        The plans for the Transit Connection were released five years ago, as boerumhillscott’s post above shows. The documents clearly show what work is being performed and how they plan to address people flow.

        The project was delayed a few years in court by NIMBYs, so if nothing’s changed since the time the project was set in stone, there’s no reason for them to issue updated renderings or plans.

  9. boerumhillscott says:

    Looking at the construction going on, it appears that what is being built is exactly what is in the FEIS.

    It is sad that the MTA can’t give any more info.
    Even though they are not the ones funding or managing the construction, they certainly know what is being done.

  10. Steve says:

    Most of the Barclays event traffic will arrive towards the later half of the evening rush hours so transit congestion generated by the arena should be manageable. People coming inbound to Barclays from outlying points in Brooklyn (and via the LIRR from Queens, Nassau or Suffolk) will help fill empty seats on trains.

  11. Dan says:

    I agree that it’s probably a connection to the IRT since it looks closest to where the current IRT entrances are. Not sure if the location would allow direct access to the other subways or the LIRR platforms, but we’ll find out soon enough!

  12. jj says:

    Can’t wait for this project to be finished , it will be a huge positive for that neighborhood after many years of neglect , bickering and insanity

Trackbacks/Pingbacks

  1. [...] Where Are the Renderings of Atlantic Yards Transit Improvements? (2nd Ave Sagas) [...]

  2. [...] Where Are the Renderings of Atlantic Yards Transit Improvements? (2nd Ave Sagas) [...]

Leave a Reply

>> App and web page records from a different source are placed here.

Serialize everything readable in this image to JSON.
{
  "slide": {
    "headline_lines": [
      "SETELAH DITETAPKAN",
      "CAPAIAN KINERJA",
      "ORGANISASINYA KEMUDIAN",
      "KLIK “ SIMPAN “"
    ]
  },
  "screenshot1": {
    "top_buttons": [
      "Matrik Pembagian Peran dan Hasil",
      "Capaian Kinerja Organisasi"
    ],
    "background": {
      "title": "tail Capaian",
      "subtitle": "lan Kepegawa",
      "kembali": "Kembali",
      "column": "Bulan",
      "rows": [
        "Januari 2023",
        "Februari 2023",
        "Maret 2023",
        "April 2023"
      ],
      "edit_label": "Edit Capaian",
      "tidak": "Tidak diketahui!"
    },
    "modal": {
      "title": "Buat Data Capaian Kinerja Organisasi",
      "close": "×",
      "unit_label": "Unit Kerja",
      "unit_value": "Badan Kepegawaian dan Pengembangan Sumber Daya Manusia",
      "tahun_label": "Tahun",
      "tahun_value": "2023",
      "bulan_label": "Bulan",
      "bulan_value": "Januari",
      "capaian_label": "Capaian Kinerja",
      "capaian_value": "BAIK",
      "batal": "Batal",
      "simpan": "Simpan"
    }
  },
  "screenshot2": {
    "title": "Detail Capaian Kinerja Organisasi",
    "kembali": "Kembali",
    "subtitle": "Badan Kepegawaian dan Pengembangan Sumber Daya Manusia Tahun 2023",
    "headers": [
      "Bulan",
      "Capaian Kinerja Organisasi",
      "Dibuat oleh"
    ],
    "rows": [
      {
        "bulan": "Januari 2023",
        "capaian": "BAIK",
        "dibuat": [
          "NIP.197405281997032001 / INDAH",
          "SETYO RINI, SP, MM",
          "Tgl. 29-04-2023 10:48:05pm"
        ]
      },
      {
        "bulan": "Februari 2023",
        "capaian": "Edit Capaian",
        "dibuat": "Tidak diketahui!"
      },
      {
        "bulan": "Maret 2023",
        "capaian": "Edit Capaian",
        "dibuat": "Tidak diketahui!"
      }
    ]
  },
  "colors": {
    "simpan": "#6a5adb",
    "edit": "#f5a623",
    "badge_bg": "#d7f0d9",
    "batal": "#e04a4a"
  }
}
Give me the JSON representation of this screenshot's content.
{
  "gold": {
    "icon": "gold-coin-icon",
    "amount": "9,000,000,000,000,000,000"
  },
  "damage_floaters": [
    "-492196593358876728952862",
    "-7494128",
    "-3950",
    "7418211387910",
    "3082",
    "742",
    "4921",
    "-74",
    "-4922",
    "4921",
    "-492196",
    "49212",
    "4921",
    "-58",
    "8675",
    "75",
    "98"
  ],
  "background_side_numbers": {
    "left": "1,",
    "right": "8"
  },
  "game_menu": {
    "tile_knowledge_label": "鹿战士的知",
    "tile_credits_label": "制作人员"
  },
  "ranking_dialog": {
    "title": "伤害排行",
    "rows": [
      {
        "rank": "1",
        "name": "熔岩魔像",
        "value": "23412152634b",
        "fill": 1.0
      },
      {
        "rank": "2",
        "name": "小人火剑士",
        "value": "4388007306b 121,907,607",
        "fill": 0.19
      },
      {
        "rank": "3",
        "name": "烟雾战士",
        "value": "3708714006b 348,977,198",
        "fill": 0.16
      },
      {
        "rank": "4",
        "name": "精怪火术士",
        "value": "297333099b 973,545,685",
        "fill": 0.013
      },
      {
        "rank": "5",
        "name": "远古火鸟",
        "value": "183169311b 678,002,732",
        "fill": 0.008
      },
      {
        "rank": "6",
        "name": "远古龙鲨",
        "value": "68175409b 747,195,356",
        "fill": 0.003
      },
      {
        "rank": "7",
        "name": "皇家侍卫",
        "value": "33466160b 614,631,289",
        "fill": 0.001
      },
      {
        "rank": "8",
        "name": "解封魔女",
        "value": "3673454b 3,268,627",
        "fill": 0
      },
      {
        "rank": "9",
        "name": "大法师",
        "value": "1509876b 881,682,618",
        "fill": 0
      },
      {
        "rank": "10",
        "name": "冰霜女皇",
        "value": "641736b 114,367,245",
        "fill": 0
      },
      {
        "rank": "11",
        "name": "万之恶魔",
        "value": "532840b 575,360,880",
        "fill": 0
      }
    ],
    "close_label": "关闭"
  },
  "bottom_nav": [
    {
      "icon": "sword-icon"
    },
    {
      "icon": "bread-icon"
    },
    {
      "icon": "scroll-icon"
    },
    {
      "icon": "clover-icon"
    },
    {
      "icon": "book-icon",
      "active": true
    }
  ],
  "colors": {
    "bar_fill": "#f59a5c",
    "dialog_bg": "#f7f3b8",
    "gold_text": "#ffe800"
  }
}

XHTML: You can use these tags: <a href="" title=""> <abbr title=""> <acronym title=""> <b> <blockquote cite=""> <cite> <code> <del datetime=""> <em> <i> <q cite=""> <strike> <strong>